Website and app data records
————————
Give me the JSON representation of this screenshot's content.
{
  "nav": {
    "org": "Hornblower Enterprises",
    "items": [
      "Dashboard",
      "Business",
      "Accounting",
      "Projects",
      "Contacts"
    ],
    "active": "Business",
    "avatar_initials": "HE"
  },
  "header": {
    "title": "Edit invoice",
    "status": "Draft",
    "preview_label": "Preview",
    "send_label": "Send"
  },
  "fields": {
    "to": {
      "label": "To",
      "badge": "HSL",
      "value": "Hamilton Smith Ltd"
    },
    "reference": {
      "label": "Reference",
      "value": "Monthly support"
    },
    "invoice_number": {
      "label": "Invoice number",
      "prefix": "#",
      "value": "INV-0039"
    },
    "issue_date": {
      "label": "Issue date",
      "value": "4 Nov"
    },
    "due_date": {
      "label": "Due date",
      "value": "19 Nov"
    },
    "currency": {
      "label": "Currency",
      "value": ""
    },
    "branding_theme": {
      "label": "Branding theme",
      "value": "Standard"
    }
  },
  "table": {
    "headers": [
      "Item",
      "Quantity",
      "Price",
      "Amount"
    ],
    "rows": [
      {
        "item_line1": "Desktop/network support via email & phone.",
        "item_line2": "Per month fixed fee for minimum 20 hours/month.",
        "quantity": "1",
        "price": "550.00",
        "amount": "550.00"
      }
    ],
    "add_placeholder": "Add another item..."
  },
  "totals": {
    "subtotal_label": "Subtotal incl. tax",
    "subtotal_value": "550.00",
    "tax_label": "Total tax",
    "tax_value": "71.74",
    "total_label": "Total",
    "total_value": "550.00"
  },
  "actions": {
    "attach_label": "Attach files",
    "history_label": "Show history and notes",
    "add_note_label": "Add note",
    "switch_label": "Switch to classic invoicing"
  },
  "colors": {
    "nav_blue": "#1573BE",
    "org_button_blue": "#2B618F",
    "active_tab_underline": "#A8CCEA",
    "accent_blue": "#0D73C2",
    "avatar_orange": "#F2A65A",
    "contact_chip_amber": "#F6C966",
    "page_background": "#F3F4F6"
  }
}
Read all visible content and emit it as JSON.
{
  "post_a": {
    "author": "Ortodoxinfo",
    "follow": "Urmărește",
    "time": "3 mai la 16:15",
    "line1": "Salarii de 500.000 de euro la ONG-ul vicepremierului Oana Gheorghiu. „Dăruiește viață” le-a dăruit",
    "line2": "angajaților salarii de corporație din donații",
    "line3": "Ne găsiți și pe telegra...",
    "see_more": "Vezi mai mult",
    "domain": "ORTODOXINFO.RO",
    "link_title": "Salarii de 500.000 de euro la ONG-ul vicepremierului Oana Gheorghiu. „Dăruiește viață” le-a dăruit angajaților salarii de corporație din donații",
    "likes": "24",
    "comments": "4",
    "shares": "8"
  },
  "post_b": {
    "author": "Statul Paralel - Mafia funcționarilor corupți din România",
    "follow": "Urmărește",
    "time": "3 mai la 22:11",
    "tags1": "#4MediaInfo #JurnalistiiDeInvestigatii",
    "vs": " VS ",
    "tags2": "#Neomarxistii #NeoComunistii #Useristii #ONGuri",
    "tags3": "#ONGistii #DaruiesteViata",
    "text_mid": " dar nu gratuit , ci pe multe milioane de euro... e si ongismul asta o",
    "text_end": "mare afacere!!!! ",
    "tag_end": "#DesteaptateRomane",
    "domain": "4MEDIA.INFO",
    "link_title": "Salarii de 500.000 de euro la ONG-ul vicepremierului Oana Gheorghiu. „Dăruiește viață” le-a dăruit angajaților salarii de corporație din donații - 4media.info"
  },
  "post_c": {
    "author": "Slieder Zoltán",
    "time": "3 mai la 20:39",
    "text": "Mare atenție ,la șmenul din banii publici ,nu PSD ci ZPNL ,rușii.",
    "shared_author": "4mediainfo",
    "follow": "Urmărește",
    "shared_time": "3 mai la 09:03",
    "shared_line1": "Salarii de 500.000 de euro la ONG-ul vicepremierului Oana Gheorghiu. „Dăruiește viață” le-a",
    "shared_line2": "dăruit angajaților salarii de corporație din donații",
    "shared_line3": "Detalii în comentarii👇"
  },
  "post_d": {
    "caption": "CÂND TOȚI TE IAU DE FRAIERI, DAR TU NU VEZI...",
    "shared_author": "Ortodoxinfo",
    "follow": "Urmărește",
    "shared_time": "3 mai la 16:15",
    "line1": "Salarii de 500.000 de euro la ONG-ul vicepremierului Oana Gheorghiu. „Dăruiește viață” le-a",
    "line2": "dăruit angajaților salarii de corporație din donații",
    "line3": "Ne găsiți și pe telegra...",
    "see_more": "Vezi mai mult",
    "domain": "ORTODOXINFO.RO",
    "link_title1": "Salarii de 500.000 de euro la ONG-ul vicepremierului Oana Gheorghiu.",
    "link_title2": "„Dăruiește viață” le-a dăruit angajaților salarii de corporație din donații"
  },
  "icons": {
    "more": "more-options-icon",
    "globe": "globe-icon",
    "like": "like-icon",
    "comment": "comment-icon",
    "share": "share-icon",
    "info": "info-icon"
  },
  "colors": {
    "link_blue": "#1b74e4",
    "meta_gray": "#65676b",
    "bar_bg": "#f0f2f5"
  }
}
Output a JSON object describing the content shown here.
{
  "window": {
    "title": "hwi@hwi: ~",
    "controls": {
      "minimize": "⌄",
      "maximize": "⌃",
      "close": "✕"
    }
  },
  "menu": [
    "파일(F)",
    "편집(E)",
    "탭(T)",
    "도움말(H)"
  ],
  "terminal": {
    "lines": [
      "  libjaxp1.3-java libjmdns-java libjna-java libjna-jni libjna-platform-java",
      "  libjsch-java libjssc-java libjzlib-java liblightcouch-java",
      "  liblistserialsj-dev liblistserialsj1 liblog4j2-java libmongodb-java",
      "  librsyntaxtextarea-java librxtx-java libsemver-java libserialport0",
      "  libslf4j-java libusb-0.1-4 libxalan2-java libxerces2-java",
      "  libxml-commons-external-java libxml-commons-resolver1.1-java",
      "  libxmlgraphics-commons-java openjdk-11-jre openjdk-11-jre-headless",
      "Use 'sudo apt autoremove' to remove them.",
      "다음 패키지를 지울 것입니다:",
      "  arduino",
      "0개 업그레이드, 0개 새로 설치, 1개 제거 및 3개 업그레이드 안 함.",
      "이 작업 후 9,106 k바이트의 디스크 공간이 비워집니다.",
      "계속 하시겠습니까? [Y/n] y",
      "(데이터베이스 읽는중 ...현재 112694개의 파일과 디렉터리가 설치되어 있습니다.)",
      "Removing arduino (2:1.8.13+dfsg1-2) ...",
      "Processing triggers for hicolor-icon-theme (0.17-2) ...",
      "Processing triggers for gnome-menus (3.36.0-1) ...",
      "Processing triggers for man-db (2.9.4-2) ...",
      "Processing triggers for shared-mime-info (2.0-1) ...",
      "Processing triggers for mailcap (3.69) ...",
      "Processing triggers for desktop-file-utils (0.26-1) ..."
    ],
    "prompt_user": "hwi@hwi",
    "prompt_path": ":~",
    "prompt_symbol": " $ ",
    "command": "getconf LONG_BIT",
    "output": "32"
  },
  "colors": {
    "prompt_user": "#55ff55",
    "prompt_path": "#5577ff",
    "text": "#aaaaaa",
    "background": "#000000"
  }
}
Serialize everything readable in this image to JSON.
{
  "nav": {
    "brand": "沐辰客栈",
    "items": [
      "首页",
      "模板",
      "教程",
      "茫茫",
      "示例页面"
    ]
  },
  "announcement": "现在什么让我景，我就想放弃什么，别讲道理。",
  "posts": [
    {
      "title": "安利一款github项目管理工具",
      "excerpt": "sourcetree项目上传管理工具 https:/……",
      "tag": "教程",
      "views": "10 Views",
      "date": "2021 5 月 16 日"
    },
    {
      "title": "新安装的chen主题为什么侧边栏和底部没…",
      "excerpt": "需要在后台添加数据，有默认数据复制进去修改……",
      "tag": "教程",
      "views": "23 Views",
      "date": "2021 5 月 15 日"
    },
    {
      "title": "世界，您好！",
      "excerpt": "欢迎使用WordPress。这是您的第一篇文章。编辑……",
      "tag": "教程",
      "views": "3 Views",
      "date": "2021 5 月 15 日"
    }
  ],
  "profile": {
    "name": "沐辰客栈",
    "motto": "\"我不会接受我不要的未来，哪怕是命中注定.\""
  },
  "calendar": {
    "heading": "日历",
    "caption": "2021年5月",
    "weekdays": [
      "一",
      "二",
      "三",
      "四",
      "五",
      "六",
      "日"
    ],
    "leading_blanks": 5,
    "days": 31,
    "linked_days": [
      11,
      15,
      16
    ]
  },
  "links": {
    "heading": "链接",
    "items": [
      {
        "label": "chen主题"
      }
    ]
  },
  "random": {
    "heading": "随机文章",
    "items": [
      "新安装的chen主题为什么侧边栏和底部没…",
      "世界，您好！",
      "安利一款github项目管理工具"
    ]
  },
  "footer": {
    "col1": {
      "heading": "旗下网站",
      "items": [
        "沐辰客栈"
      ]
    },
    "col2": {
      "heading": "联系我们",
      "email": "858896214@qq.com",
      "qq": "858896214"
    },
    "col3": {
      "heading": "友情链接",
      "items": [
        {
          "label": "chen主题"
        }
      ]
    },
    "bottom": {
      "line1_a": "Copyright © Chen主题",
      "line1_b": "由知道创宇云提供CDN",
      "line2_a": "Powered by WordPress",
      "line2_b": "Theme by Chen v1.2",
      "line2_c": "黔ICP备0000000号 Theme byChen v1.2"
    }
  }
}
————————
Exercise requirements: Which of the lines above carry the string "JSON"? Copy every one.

Response:
Give me the JSON representation of this screenshot's content.
Read all visible content and emit it as JSON.
Output a JSON object describing the content shown here.
Serialize everything readable in this image to JSON.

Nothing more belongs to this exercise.